[Items from an interface collection]
*** Block opens ***

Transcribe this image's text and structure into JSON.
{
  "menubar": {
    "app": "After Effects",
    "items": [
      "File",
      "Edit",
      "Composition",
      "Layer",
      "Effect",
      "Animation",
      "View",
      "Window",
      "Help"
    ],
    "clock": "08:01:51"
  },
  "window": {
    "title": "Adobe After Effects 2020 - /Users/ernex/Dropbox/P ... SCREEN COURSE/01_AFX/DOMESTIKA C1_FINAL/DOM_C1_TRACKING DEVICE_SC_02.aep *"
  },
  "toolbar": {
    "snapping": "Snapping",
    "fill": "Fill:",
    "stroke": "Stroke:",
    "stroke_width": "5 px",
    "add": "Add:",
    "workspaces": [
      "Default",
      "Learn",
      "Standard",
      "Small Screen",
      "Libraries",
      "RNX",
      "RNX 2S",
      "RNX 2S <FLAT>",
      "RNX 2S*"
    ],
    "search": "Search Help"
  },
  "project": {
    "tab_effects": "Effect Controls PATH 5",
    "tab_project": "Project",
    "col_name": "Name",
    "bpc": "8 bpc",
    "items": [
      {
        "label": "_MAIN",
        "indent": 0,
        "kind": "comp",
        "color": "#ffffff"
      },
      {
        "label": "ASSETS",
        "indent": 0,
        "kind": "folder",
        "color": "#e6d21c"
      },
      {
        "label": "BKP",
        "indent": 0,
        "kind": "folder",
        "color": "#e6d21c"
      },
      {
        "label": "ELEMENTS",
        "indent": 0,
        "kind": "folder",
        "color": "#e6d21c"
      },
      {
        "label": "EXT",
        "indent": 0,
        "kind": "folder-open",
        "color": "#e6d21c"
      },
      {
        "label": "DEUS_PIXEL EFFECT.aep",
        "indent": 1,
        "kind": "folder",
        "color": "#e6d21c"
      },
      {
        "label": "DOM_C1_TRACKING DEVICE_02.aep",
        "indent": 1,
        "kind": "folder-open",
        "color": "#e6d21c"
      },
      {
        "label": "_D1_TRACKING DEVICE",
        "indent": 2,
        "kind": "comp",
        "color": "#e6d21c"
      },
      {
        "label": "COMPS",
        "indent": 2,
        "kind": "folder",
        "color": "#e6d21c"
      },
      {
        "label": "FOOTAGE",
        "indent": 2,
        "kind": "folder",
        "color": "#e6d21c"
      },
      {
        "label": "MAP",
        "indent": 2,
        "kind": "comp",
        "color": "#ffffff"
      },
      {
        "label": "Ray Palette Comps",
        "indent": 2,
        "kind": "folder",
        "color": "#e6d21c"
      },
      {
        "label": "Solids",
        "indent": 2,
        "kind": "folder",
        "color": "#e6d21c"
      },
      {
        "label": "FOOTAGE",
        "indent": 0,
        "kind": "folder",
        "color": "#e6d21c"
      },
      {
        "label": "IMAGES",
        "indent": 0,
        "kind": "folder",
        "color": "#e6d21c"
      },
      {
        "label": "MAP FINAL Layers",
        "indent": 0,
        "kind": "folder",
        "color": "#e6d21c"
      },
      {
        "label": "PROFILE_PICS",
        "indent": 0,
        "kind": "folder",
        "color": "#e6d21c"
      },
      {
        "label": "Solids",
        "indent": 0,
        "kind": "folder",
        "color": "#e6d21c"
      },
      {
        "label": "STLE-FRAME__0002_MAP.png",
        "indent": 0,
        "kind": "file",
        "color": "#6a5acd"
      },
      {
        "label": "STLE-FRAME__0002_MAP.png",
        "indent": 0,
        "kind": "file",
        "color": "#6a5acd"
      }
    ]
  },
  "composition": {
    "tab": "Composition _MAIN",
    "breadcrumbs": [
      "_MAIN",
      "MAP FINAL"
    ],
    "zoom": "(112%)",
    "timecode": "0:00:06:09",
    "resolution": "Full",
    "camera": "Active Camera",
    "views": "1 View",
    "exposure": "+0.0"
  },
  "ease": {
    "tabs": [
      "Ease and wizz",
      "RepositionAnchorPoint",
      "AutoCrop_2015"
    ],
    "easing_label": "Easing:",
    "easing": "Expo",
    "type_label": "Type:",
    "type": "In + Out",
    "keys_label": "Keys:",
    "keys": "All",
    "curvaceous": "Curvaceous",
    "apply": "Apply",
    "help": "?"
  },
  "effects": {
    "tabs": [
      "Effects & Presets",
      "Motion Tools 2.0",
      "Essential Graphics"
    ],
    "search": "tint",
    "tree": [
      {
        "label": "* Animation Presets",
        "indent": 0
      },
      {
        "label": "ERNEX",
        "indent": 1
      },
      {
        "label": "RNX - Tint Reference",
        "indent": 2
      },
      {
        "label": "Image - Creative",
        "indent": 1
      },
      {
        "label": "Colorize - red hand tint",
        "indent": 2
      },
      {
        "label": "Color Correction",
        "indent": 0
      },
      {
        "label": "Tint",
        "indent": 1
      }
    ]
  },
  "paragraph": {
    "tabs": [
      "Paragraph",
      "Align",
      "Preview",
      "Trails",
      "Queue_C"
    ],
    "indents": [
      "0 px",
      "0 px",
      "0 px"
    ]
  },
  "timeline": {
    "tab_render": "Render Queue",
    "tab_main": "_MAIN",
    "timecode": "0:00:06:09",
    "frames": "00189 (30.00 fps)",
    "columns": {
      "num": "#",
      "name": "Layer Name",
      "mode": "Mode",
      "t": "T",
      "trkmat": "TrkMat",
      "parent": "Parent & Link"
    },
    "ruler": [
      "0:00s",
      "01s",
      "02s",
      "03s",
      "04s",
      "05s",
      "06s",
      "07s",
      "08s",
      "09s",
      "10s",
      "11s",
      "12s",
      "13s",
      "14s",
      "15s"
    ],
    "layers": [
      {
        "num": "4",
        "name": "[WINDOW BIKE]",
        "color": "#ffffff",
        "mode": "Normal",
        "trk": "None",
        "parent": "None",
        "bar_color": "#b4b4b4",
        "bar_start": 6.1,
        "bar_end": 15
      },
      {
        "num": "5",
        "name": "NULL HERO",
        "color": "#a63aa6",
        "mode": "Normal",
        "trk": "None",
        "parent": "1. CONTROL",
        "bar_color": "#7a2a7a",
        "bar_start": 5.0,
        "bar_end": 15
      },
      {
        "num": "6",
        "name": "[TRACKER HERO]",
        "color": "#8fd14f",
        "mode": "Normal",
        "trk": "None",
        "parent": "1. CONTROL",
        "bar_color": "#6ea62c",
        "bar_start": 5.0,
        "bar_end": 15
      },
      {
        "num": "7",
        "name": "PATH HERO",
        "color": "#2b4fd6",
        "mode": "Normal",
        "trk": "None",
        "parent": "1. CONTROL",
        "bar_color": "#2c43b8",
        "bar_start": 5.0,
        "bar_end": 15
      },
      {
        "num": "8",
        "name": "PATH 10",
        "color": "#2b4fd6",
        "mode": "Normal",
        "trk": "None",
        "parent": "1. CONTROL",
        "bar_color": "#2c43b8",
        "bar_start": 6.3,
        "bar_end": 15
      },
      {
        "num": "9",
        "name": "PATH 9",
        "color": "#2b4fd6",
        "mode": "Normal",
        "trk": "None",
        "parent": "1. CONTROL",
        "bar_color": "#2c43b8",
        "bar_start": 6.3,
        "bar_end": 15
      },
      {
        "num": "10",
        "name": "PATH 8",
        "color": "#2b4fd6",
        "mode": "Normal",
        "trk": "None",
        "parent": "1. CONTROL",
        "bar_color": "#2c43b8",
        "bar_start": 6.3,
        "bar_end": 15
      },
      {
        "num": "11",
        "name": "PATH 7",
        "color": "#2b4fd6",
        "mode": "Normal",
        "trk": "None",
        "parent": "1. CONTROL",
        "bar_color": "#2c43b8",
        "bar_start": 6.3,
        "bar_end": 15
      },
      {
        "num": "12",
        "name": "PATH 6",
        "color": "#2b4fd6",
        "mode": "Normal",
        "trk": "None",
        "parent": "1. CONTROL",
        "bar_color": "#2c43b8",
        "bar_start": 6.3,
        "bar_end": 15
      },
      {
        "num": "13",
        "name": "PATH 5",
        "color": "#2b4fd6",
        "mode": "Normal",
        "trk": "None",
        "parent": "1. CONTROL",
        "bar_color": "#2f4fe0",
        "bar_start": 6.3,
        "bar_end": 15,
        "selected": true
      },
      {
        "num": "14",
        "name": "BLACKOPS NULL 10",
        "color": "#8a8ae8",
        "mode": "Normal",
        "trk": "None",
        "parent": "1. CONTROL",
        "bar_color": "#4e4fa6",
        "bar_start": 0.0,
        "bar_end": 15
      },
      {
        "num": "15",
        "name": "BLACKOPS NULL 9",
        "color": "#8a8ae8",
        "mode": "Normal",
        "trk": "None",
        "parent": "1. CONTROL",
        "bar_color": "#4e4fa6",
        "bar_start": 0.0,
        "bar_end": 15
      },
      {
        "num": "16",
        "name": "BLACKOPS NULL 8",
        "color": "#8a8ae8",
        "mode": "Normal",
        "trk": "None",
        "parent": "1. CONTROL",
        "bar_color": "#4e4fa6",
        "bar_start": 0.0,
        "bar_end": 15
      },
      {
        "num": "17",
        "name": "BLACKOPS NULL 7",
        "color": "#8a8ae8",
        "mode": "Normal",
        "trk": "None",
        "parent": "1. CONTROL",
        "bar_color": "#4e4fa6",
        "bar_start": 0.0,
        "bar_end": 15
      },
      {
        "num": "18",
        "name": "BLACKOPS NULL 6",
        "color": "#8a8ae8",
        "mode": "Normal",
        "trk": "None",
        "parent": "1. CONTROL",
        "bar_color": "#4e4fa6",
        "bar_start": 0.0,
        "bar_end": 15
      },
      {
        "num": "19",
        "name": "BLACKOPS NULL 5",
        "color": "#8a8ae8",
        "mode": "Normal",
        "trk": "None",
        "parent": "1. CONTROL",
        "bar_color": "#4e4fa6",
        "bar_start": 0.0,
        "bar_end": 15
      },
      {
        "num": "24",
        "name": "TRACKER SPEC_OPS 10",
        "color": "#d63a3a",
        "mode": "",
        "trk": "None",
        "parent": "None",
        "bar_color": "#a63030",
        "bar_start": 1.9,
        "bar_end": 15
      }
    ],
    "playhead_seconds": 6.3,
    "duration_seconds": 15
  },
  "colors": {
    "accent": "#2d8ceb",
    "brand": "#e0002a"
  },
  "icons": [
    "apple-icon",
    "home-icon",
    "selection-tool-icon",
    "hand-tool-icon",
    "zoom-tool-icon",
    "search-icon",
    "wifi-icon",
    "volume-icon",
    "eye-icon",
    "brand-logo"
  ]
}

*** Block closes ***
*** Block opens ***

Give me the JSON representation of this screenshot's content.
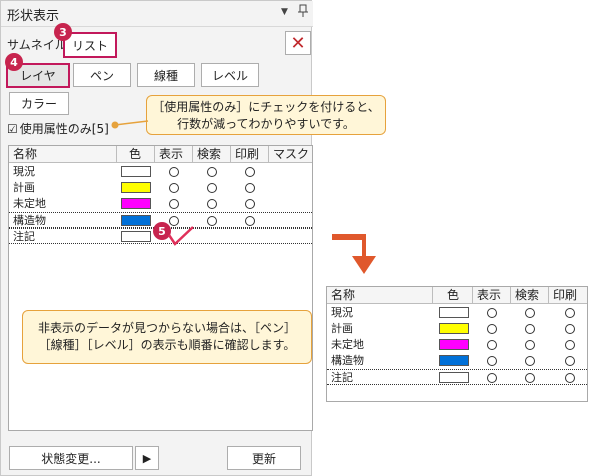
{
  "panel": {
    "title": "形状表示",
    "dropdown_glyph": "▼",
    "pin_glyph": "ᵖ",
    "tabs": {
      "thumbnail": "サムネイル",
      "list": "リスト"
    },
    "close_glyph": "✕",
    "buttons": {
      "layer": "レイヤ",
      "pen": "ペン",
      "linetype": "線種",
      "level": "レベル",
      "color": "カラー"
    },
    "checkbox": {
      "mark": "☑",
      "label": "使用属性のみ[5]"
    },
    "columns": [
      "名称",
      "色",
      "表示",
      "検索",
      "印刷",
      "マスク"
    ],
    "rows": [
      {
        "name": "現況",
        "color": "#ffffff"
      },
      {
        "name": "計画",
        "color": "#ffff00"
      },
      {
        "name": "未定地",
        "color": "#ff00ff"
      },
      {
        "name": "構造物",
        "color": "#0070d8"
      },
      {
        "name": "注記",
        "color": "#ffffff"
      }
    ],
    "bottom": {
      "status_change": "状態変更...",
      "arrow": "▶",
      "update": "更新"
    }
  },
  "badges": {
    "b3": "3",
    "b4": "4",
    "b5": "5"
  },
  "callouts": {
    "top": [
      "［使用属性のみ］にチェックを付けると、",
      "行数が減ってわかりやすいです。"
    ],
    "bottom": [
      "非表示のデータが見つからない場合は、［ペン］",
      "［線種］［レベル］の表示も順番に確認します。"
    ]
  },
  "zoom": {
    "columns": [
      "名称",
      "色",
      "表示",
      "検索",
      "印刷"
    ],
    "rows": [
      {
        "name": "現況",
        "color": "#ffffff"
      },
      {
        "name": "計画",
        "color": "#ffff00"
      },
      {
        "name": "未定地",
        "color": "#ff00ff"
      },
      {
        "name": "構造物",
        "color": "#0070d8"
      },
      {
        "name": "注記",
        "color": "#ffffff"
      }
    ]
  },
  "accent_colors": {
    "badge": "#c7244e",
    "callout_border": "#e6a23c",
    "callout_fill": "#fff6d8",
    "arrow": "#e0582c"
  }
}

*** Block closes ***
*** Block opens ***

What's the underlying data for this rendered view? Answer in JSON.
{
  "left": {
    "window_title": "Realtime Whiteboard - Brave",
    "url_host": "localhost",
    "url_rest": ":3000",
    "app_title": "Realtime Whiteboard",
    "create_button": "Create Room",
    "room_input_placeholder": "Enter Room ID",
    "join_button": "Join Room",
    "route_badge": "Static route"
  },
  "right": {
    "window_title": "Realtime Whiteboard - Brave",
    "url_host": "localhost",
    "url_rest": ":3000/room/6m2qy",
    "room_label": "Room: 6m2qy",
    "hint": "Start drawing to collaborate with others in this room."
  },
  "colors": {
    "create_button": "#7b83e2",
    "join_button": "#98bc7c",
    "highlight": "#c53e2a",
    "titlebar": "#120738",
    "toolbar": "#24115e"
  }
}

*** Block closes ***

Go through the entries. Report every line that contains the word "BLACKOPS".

        "name": "BLACKOPS NULL 10",
        "name": "BLACKOPS NULL 9",
        "name": "BLACKOPS NULL 8",
        "name": "BLACKOPS NULL 7",
        "name": "BLACKOPS NULL 6",
        "name": "BLACKOPS NULL 5",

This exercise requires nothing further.